But despite the abuse, despite it’s simple nature, and despite being a two-generations-ago model, I do appreciate the little bugger.


Things I Like: Books

Things I Like: Books

When I bought my first iPod, it opened me up to an idea: instead of carrying stacks of CDs in the car with me on road trips, with an iPod I could carry something the size of a pack of cards and have all of my music with me.

No more fishing for CDs, so more jewel cases slipping between the seats – everything about it was better.

The same thinking has not occurred to me with books, however. Maybe it’s that I don’t have a dedicated e-reader, so I don’t know what I’m missing. But I haven’t felt compelled to buy an e-reader, either.

So I still buy books. Good ol’ fashioned bound, paper, heavy books.

My favorites range all over the place: Carl Sagan takes the cake, of course, but also John Irving, a few political biographies, and a wide range of fiction and non-fiction. I like the heft of books, being able to open one anywhere and continuing where I left off. The smell of an old bookstore, the feel of the paper, my notes scribbled in the margins.

Some of that you can replicate with e-books. But not everything.

It’s not just books. It’s everything involved with books: libraries, book stores, “free books” carts in the classroom hallways. There’s a lot of infrastructure around books, and I like all that, too.

I understand that a lot of it is not necessary. Libraries are already evolving into “media centers.” Book stores are having a helluva time. Just as we don’t read scrolls anymore, the days of the book may be limited.

Unlike when we upgrade our video media, however, you can always pick up a book. It always works. It’s never obsolete or incompatible.
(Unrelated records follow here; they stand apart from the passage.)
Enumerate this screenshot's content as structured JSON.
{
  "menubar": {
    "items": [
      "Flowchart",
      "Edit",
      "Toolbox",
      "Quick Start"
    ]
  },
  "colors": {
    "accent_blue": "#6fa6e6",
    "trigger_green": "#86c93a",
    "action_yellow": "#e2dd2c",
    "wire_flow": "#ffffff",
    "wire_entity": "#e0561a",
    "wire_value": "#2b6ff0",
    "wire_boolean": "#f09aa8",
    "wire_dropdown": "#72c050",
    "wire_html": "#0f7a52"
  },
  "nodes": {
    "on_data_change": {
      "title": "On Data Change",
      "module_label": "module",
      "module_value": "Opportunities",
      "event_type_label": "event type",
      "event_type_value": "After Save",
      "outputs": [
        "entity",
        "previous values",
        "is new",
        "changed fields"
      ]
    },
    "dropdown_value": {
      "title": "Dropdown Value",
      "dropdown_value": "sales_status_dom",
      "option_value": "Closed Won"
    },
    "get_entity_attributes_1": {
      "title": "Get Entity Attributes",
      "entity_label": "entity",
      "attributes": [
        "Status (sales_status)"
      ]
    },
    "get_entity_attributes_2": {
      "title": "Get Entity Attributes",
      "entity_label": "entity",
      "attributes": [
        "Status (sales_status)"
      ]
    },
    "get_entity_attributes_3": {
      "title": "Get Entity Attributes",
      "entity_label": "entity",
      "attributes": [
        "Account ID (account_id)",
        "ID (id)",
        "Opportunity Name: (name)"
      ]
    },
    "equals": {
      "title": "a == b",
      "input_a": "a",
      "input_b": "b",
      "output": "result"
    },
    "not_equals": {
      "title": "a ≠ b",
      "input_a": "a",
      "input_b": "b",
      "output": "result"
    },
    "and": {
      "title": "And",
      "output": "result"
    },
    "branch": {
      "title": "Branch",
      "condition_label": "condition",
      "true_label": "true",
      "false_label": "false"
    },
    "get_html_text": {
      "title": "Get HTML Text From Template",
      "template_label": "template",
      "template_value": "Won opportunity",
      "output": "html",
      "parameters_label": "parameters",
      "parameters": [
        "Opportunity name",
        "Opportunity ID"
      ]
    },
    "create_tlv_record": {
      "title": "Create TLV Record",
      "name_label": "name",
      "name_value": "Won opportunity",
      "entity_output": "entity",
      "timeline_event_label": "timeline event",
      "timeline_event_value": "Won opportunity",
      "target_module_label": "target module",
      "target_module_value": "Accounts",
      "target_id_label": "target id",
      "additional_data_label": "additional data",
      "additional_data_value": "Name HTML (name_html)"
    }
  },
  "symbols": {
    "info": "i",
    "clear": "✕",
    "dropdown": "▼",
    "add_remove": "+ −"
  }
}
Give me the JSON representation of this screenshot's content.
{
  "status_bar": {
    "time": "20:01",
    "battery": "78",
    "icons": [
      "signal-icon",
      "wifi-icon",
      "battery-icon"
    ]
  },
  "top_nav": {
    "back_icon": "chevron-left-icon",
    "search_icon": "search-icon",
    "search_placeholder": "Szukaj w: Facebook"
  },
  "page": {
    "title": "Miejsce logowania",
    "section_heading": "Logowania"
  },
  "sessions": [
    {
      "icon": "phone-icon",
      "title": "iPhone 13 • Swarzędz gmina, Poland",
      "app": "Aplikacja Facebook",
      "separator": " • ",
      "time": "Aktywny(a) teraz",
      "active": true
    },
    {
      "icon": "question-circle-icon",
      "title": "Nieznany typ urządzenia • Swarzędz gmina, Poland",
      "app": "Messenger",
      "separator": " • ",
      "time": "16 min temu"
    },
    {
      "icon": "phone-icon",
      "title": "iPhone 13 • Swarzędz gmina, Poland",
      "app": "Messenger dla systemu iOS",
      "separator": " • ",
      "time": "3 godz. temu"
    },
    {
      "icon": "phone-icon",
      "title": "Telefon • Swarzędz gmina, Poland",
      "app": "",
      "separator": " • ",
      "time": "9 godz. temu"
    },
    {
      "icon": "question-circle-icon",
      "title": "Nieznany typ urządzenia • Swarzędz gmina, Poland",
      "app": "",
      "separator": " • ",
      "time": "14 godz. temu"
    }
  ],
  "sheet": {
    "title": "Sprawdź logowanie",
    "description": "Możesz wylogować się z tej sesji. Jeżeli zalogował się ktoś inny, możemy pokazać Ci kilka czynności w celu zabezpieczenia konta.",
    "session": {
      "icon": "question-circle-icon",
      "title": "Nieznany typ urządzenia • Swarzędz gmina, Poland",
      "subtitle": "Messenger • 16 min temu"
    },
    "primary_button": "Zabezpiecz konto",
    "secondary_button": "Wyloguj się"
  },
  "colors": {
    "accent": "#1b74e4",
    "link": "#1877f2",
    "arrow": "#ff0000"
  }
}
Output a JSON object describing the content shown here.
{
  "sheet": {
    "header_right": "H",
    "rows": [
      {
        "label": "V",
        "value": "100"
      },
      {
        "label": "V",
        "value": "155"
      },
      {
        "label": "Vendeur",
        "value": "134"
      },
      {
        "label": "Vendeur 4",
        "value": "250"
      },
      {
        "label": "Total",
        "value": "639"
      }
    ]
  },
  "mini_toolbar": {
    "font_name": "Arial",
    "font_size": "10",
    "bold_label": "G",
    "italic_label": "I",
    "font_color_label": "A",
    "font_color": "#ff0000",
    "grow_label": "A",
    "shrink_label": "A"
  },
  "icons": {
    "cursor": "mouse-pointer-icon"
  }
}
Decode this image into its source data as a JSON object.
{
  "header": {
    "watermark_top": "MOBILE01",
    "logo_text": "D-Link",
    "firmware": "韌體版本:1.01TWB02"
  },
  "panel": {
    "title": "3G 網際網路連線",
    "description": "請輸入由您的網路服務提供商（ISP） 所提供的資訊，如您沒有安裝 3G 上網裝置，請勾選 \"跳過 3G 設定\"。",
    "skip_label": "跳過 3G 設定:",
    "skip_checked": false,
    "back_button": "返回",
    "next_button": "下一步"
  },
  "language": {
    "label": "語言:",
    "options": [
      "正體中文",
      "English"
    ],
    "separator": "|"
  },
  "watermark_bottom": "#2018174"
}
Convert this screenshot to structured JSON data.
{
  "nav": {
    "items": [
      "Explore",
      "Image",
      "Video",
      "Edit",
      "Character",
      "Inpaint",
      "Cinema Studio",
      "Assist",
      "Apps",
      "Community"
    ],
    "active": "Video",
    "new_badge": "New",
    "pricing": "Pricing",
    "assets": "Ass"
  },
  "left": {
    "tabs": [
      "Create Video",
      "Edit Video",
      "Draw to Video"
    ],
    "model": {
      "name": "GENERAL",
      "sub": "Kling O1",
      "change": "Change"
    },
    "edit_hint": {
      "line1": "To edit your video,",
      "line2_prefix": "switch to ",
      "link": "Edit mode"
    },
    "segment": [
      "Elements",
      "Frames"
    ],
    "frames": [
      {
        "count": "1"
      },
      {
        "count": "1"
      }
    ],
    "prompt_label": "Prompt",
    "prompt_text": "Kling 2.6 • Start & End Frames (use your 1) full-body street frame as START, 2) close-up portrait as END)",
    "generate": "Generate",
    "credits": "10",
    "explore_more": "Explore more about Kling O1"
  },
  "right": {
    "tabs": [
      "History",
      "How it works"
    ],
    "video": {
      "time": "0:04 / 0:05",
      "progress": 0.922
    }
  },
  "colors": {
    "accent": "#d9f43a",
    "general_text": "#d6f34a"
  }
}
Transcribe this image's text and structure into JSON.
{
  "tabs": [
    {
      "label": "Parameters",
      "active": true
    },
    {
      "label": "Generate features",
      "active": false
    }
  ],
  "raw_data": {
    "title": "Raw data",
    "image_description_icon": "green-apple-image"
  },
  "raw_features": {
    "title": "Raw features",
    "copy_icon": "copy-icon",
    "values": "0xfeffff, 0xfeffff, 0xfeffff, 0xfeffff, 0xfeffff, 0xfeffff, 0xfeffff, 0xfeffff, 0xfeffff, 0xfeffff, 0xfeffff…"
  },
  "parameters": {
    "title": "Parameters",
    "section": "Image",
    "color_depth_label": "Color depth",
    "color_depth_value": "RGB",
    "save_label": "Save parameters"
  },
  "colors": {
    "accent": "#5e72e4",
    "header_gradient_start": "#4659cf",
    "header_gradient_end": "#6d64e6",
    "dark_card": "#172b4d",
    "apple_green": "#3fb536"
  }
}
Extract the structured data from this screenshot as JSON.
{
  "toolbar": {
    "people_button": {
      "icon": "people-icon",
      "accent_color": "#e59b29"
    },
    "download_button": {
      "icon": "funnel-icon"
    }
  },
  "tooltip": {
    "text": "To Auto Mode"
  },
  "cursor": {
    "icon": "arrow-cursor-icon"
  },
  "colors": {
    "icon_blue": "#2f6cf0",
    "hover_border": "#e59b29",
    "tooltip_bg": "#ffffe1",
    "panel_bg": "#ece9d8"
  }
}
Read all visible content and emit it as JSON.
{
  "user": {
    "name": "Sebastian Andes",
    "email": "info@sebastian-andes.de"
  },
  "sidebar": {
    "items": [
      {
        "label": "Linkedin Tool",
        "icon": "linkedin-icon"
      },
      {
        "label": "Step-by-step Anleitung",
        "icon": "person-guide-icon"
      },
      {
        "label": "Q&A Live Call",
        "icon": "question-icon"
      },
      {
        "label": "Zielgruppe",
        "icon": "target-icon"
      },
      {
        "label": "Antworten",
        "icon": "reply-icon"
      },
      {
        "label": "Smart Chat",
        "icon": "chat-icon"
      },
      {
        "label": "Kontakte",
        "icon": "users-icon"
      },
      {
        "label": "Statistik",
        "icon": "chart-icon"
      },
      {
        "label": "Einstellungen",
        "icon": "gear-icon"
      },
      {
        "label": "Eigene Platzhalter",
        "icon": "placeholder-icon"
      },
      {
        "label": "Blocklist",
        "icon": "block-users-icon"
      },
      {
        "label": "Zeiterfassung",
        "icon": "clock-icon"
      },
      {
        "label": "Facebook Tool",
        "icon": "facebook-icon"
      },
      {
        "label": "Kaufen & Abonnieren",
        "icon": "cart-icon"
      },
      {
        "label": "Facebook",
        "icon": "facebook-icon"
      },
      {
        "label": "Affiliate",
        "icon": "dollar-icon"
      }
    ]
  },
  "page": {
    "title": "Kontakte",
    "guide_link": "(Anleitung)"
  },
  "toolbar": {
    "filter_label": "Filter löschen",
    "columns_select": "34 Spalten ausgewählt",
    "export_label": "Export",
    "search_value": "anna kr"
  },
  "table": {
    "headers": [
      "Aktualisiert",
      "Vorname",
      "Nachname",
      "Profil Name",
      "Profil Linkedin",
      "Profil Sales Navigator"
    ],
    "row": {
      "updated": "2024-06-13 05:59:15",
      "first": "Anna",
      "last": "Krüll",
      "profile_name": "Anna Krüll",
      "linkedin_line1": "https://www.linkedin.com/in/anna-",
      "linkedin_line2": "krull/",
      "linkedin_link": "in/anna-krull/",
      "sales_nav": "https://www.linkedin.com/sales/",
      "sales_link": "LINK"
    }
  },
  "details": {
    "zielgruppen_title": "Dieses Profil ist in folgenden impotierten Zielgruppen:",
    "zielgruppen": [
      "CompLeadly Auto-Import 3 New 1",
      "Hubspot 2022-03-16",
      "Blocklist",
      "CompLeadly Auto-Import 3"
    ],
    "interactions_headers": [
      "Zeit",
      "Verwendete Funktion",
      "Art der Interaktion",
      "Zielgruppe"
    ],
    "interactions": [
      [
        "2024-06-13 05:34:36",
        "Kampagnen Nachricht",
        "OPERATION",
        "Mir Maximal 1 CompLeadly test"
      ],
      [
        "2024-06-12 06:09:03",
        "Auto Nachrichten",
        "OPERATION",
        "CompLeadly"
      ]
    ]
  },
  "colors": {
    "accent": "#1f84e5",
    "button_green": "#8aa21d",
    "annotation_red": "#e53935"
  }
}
Maybe someday I’ll grab an e-reader and switch full-bore. Maybe. In the meantime, though, I’ll keep reading Dr. Sagan as I always have.


Things I Like: Apple’s Newton eMate

Things I Like: Newton eMate 300

It had been so long since I booted up my Newton eMate that, before taking a photo of it, I had to recharge its meager battery.

But like clockwork (and like all of Apple’s Newton PDAs), it started up like no time had passed – it’s familiar grid of app icons hinting at future Apple products.

It used to be that I ran a decently popular blog, Newton Poetry, writing about the eMate and its MessagePad cousins. There used to be not a day that passed that I wouldn’t scribble on one of these green screens, hacking my Macs to get them to install new software, or discovering some long-abandoned app that still, after all these years, seemed useful.

But now my eMate sits on a shelf in my office, along with my Newton MessagePad 110, a few non-working iPods, and other miscellaneous Apple products. It’s joined the assorted classic Macintoshes that I just haven’t found room for in my life.

Not after buying a house, and not after taking up photography as a full-time hobby.

The truth, though, is that booting this little green guy up made me happy. It made me happy to still see it working. It made me happy to see all the apps I installed to monkey around with. And it made me happy thinking about all those fun blog projects, from 2007 to 2011, that I tackled.

I keep thinking I’ll kick-start the blog again, instead of leaving it languishing with a few random photo posts here and there. There’s a collection of articles just waiting for commentary. The project stuff, though – there just doesn’t seem much room for that stuff. Not any more.

Still, my eMate and I? We had a lot of fun together. And now that I brought it back to life, maybe we’ll have some more fun.